Items from an interface collection:
- - - - -

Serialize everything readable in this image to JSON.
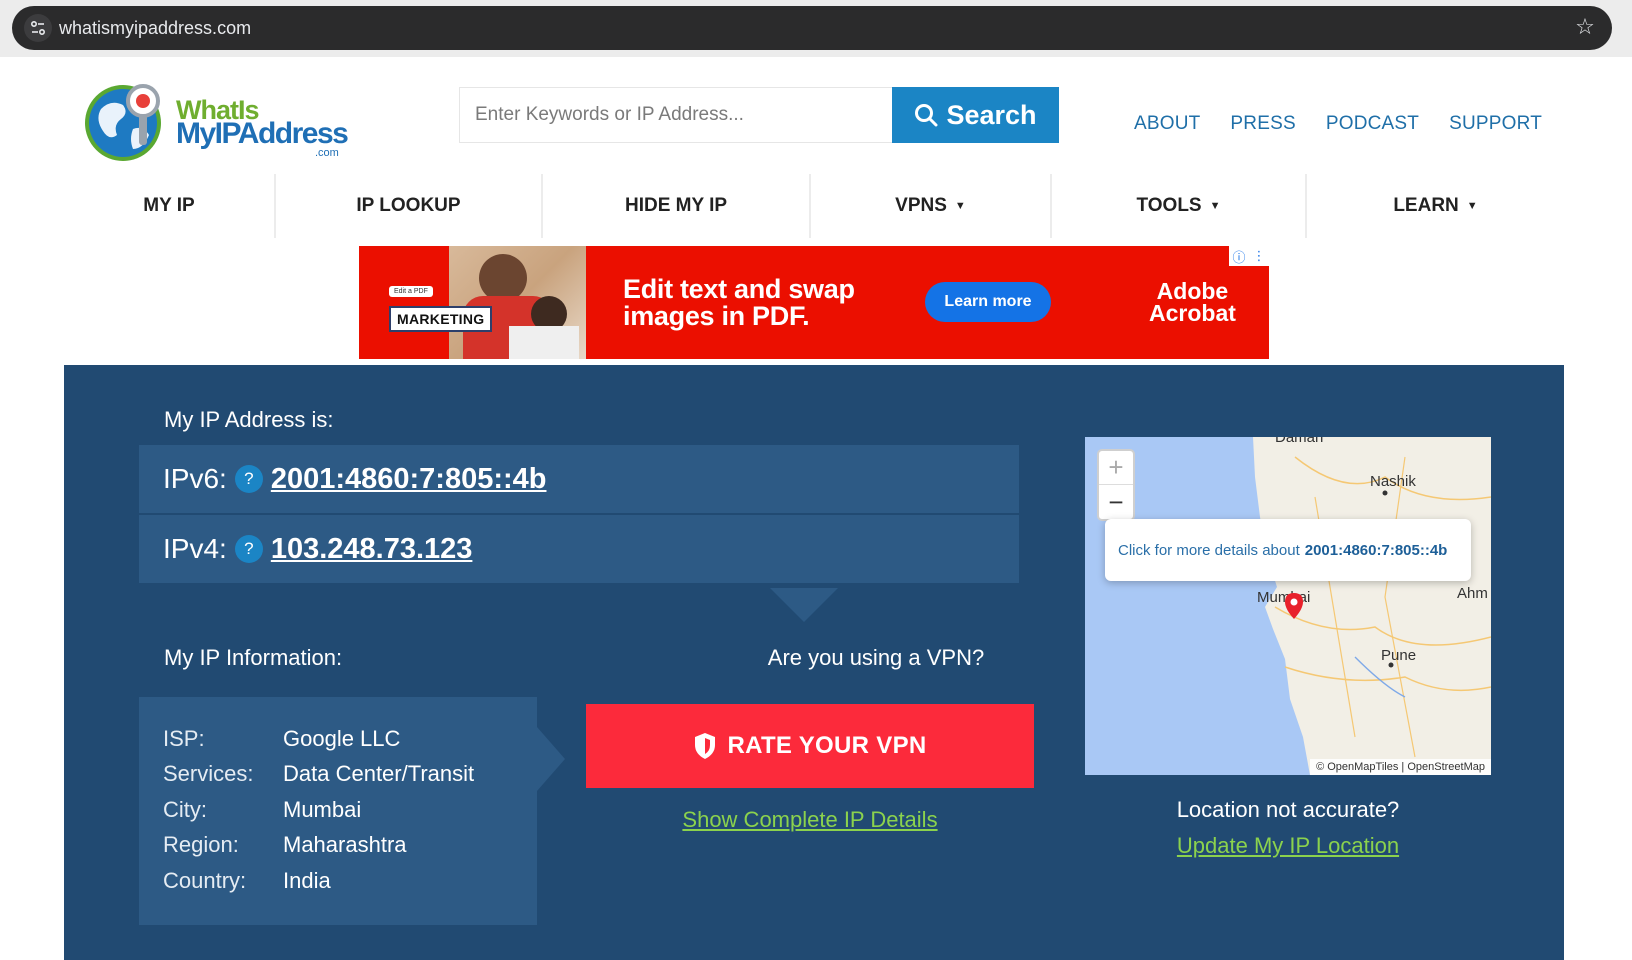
{
  "browser": {
    "url": "whatismyipaddress.com"
  },
  "logo": {
    "line1": "WhatIs",
    "line2": "MyIPAddress",
    "line3": ".com"
  },
  "search": {
    "placeholder": "Enter Keywords or IP Address...",
    "button_label": "Search"
  },
  "top_links": [
    "ABOUT",
    "PRESS",
    "PODCAST",
    "SUPPORT"
  ],
  "nav": [
    {
      "label": "MY IP"
    },
    {
      "label": "IP LOOKUP"
    },
    {
      "label": "HIDE MY IP"
    },
    {
      "label": "VPNS",
      "caret": "▼"
    },
    {
      "label": "TOOLS",
      "caret": "▼"
    },
    {
      "label": "LEARN",
      "caret": "▼"
    }
  ],
  "ad": {
    "small_tag": "Edit a PDF",
    "badge": "MARKETING",
    "headline_line1": "Edit text and swap",
    "headline_line2": "images in PDF.",
    "cta": "Learn more",
    "brand_line1": "Adobe",
    "brand_line2": "Acrobat",
    "accent": "#eb0f00"
  },
  "ip": {
    "heading": "My IP Address is:",
    "ipv6_label": "IPv6:",
    "ipv6": "2001:4860:7:805::4b",
    "ipv4_label": "IPv4:",
    "ipv4": "103.248.73.123",
    "help_glyph": "?"
  },
  "info": {
    "heading": "My IP Information:",
    "rows": [
      {
        "key": "ISP:",
        "value": "Google LLC"
      },
      {
        "key": "Services:",
        "value": "Data Center/Transit"
      },
      {
        "key": "City:",
        "value": "Mumbai"
      },
      {
        "key": "Region:",
        "value": "Maharashtra"
      },
      {
        "key": "Country:",
        "value": "India"
      }
    ]
  },
  "vpn": {
    "question": "Are you using a VPN?",
    "button_label": "RATE YOUR VPN",
    "details_link": "Show Complete IP Details"
  },
  "map": {
    "zoom_in": "+",
    "zoom_out": "−",
    "popup_prefix": "Click for more details about",
    "popup_ip": "2001:4860:7:805::4b",
    "labels": {
      "top": "Daman",
      "nashik": "Nashik",
      "mumbai": "Mumbai",
      "ahm": "Ahm",
      "pune": "Pune"
    },
    "attribution": "© OpenMapTiles | OpenStreetMap"
  },
  "location": {
    "question": "Location not accurate?",
    "update_link": "Update My IP Location"
  },
  "colors": {
    "panel": "#214a72",
    "row": "#2d5a85",
    "brand_blue": "#1b85c5",
    "vpn_red": "#fc2a3b",
    "link_green": "#8bd24d"
  }
}
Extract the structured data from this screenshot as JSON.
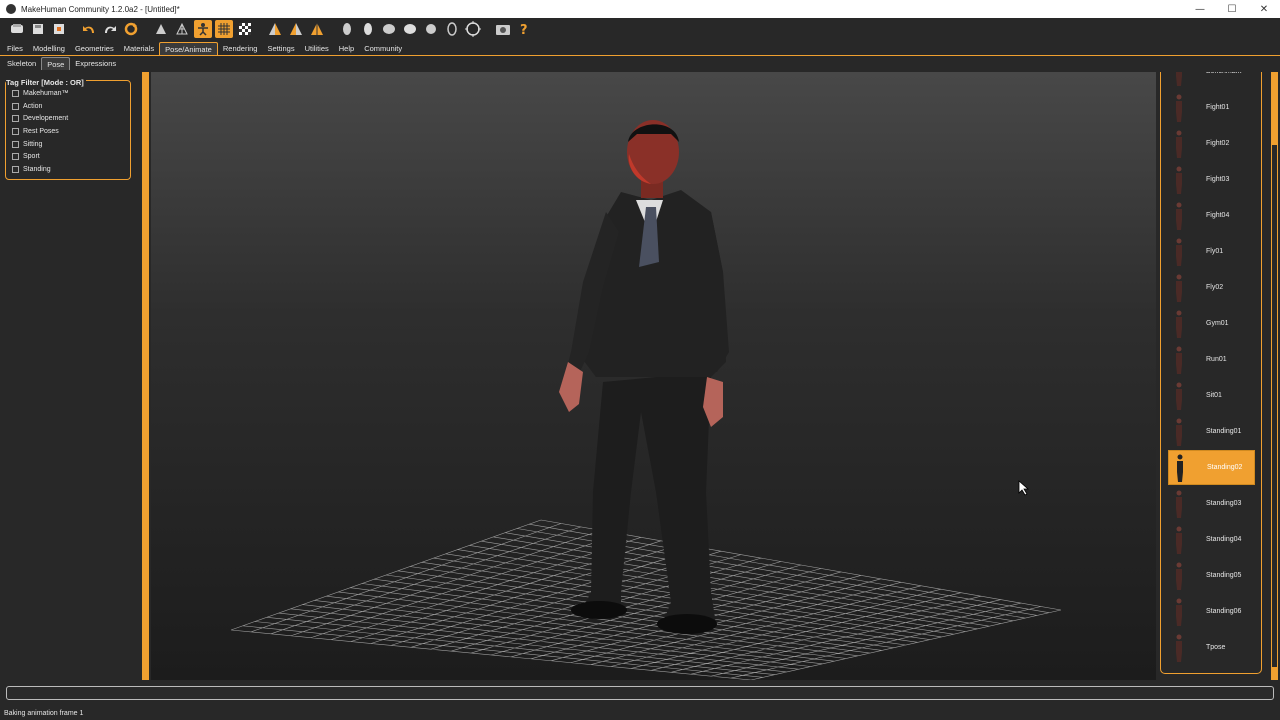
{
  "window": {
    "title": "MakeHuman Community 1.2.0a2 - [Untitled]*",
    "controls": [
      "minimize-icon",
      "maximize-icon",
      "close-icon"
    ]
  },
  "toolbar": {
    "icons": [
      "save-icon",
      "load-icon",
      "export-icon",
      "undo-icon",
      "redo-icon",
      "reset-icon",
      "smooth-icon",
      "wireframe-icon",
      "pose-icon",
      "grid-icon",
      "background-icon",
      "symmetry-right-icon",
      "symmetry-left-icon",
      "symmetry-icon",
      "front-view-icon",
      "back-view-icon",
      "left-view-icon",
      "right-view-icon",
      "top-view-icon",
      "bottom-view-icon",
      "reset-camera-icon",
      "screenshot-icon",
      "help-icon"
    ],
    "active": [
      "pose-icon",
      "grid-icon"
    ]
  },
  "main_tabs": [
    {
      "label": "Files",
      "active": false
    },
    {
      "label": "Modelling",
      "active": false
    },
    {
      "label": "Geometries",
      "active": false
    },
    {
      "label": "Materials",
      "active": false
    },
    {
      "label": "Pose/Animate",
      "active": true
    },
    {
      "label": "Rendering",
      "active": false
    },
    {
      "label": "Settings",
      "active": false
    },
    {
      "label": "Utilities",
      "active": false
    },
    {
      "label": "Help",
      "active": false
    },
    {
      "label": "Community",
      "active": false
    }
  ],
  "sub_tabs": [
    {
      "label": "Skeleton",
      "active": false
    },
    {
      "label": "Pose",
      "active": true
    },
    {
      "label": "Expressions",
      "active": false
    }
  ],
  "tag_filter": {
    "title": "Tag Filter [Mode : OR]",
    "items": [
      "Makehuman™",
      "Action",
      "Developement",
      "Rest Poses",
      "Sitting",
      "Sport",
      "Standing"
    ]
  },
  "poses": [
    {
      "label": "Benchmark",
      "selected": false
    },
    {
      "label": "Fight01",
      "selected": false
    },
    {
      "label": "Fight02",
      "selected": false
    },
    {
      "label": "Fight03",
      "selected": false
    },
    {
      "label": "Fight04",
      "selected": false
    },
    {
      "label": "Fly01",
      "selected": false
    },
    {
      "label": "Fly02",
      "selected": false
    },
    {
      "label": "Gym01",
      "selected": false
    },
    {
      "label": "Run01",
      "selected": false
    },
    {
      "label": "Sit01",
      "selected": false
    },
    {
      "label": "Standing01",
      "selected": false
    },
    {
      "label": "Standing02",
      "selected": true
    },
    {
      "label": "Standing03",
      "selected": false
    },
    {
      "label": "Standing04",
      "selected": false
    },
    {
      "label": "Standing05",
      "selected": false
    },
    {
      "label": "Standing06",
      "selected": false
    },
    {
      "label": "Tpose",
      "selected": false
    }
  ],
  "status": {
    "text": "Baking animation frame 1"
  },
  "colors": {
    "accent": "#f0a030",
    "background": "#282828"
  }
}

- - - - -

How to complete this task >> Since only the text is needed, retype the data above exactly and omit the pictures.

Answer space >>
Serialize everything readable in this image to JSON.
{
  "browser": {
    "url": "whatismyipaddress.com"
  },
  "logo": {
    "line1": "WhatIs",
    "line2": "MyIPAddress",
    "line3": ".com"
  },
  "search": {
    "placeholder": "Enter Keywords or IP Address...",
    "button_label": "Search"
  },
  "top_links": [
    "ABOUT",
    "PRESS",
    "PODCAST",
    "SUPPORT"
  ],
  "nav": [
    {
      "label": "MY IP"
    },
    {
      "label": "IP LOOKUP"
    },
    {
      "label": "HIDE MY IP"
    },
    {
      "label": "VPNS",
      "caret": "▼"
    },
    {
      "label": "TOOLS",
      "caret": "▼"
    },
    {
      "label": "LEARN",
      "caret": "▼"
    }
  ],
  "ad": {
    "small_tag": "Edit a PDF",
    "badge": "MARKETING",
    "headline_line1": "Edit text and swap",
    "headline_line2": "images in PDF.",
    "cta": "Learn more",
    "brand_line1": "Adobe",
    "brand_line2": "Acrobat",
    "accent": "#eb0f00"
  },
  "ip": {
    "heading": "My IP Address is:",
    "ipv6_label": "IPv6:",
    "ipv6": "2001:4860:7:805::4b",
    "ipv4_label": "IPv4:",
    "ipv4": "103.248.73.123",
    "help_glyph": "?"
  },
  "info": {
    "heading": "My IP Information:",
    "rows": [
      {
        "key": "ISP:",
        "value": "Google LLC"
      },
      {
        "key": "Services:",
        "value": "Data Center/Transit"
      },
      {
        "key": "City:",
        "value": "Mumbai"
      },
      {
        "key": "Region:",
        "value": "Maharashtra"
      },
      {
        "key": "Country:",
        "value": "India"
      }
    ]
  },
  "vpn": {
    "question": "Are you using a VPN?",
    "button_label": "RATE YOUR VPN",
    "details_link": "Show Complete IP Details"
  },
  "map": {
    "zoom_in": "+",
    "zoom_out": "−",
    "popup_prefix": "Click for more details about",
    "popup_ip": "2001:4860:7:805::4b",
    "labels": {
      "top": "Daman",
      "nashik": "Nashik",
      "mumbai": "Mumbai",
      "ahm": "Ahm",
      "pune": "Pune"
    },
    "attribution": "© OpenMapTiles | OpenStreetMap"
  },
  "location": {
    "question": "Location not accurate?",
    "update_link": "Update My IP Location"
  },
  "colors": {
    "panel": "#214a72",
    "row": "#2d5a85",
    "brand_blue": "#1b85c5",
    "vpn_red": "#fc2a3b",
    "link_green": "#8bd24d"
  }
}
Extract the structured data from this screenshot as JSON.
{
  "window": {
    "title": "MakeHuman Community 1.2.0a2 - [Untitled]*",
    "controls": [
      "minimize-icon",
      "maximize-icon",
      "close-icon"
    ]
  },
  "toolbar": {
    "icons": [
      "save-icon",
      "load-icon",
      "export-icon",
      "undo-icon",
      "redo-icon",
      "reset-icon",
      "smooth-icon",
      "wireframe-icon",
      "pose-icon",
      "grid-icon",
      "background-icon",
      "symmetry-right-icon",
      "symmetry-left-icon",
      "symmetry-icon",
      "front-view-icon",
      "back-view-icon",
      "left-view-icon",
      "right-view-icon",
      "top-view-icon",
      "bottom-view-icon",
      "reset-camera-icon",
      "screenshot-icon",
      "help-icon"
    ],
    "active": [
      "pose-icon",
      "grid-icon"
    ]
  },
  "main_tabs": [
    {
      "label": "Files",
      "active": false
    },
    {
      "label": "Modelling",
      "active": false
    },
    {
      "label": "Geometries",
      "active": false
    },
    {
      "label": "Materials",
      "active": false
    },
    {
      "label": "Pose/Animate",
      "active": true
    },
    {
      "label": "Rendering",
      "active": false
    },
    {
      "label": "Settings",
      "active": false
    },
    {
      "label": "Utilities",
      "active": false
    },
    {
      "label": "Help",
      "active": false
    },
    {
      "label": "Community",
      "active": false
    }
  ],
  "sub_tabs": [
    {
      "label": "Skeleton",
      "active": false
    },
    {
      "label": "Pose",
      "active": true
    },
    {
      "label": "Expressions",
      "active": false
    }
  ],
  "tag_filter": {
    "title": "Tag Filter [Mode : OR]",
    "items": [
      "Makehuman™",
      "Action",
      "Developement",
      "Rest Poses",
      "Sitting",
      "Sport",
      "Standing"
    ]
  },
  "poses": [
    {
      "label": "Benchmark",
      "selected": false
    },
    {
      "label": "Fight01",
      "selected": false
    },
    {
      "label": "Fight02",
      "selected": false
    },
    {
      "label": "Fight03",
      "selected": false
    },
    {
      "label": "Fight04",
      "selected": false
    },
    {
      "label": "Fly01",
      "selected": false
    },
    {
      "label": "Fly02",
      "selected": false
    },
    {
      "label": "Gym01",
      "selected": false
    },
    {
      "label": "Run01",
      "selected": false
    },
    {
      "label": "Sit01",
      "selected": false
    },
    {
      "label": "Standing01",
      "selected": false
    },
    {
      "label": "Standing02",
      "selected": true
    },
    {
      "label": "Standing03",
      "selected": false
    },
    {
      "label": "Standing04",
      "selected": false
    },
    {
      "label": "Standing05",
      "selected": false
    },
    {
      "label": "Standing06",
      "selected": false
    },
    {
      "label": "Tpose",
      "selected": false
    }
  ],
  "status": {
    "text": "Baking animation frame 1"
  },
  "colors": {
    "accent": "#f0a030",
    "background": "#282828"
  }
}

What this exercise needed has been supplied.